▶ [Required work]: In every line of the records, look for "Neues", then report how many lines have it and nothing else.

[Entries from a dataset of interfaces]
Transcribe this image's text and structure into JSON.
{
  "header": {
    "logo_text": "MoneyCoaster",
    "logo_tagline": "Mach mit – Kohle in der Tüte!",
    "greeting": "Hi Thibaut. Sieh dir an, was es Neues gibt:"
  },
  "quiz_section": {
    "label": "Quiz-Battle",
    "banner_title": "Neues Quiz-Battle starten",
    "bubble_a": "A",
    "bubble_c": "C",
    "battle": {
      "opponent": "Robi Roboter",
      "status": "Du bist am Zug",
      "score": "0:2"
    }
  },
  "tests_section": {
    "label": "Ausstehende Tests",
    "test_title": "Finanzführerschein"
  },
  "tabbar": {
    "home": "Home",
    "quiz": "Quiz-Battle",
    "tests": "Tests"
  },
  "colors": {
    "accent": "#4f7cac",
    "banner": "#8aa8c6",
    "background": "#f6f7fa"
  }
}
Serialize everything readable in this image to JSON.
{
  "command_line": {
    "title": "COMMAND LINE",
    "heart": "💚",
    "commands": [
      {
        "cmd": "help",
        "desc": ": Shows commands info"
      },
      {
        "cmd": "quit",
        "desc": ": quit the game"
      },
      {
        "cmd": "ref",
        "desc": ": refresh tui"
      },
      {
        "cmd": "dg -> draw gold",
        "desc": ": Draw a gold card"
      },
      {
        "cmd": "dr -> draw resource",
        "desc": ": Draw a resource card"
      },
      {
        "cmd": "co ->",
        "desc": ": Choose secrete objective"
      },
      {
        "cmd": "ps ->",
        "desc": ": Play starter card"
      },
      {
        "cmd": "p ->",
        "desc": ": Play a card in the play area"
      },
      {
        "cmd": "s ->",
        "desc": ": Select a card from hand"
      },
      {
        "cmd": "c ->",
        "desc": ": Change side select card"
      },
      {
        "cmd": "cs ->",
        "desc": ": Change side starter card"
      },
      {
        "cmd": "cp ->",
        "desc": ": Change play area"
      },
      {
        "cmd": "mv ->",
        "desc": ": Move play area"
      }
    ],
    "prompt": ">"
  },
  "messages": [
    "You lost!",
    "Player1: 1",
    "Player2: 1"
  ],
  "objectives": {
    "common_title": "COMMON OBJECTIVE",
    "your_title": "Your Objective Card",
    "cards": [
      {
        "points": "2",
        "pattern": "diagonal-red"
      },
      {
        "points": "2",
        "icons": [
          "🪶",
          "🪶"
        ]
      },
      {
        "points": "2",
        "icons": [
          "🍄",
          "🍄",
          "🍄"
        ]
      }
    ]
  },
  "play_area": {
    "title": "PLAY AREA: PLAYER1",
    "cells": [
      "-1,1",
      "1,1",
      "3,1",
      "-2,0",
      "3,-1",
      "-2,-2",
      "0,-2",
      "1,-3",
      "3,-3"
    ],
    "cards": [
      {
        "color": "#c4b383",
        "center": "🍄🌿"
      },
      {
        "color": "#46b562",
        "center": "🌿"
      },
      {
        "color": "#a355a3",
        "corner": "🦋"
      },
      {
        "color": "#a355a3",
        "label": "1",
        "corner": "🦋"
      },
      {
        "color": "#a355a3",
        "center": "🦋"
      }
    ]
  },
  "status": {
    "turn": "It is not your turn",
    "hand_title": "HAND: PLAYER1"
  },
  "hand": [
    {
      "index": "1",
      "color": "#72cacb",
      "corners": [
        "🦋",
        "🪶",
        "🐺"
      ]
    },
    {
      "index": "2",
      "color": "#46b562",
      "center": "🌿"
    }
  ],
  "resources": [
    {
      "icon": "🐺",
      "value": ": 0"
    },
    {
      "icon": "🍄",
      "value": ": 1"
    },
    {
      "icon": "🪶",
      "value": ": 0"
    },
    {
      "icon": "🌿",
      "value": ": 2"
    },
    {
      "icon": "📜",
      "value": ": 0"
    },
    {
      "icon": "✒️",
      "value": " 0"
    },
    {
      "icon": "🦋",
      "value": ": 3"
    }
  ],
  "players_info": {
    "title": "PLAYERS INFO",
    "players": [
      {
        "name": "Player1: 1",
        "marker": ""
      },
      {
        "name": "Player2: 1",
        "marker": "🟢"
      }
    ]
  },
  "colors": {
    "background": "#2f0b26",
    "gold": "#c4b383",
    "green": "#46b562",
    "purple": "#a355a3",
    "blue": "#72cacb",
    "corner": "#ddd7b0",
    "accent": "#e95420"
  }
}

▶ [Response box]: 2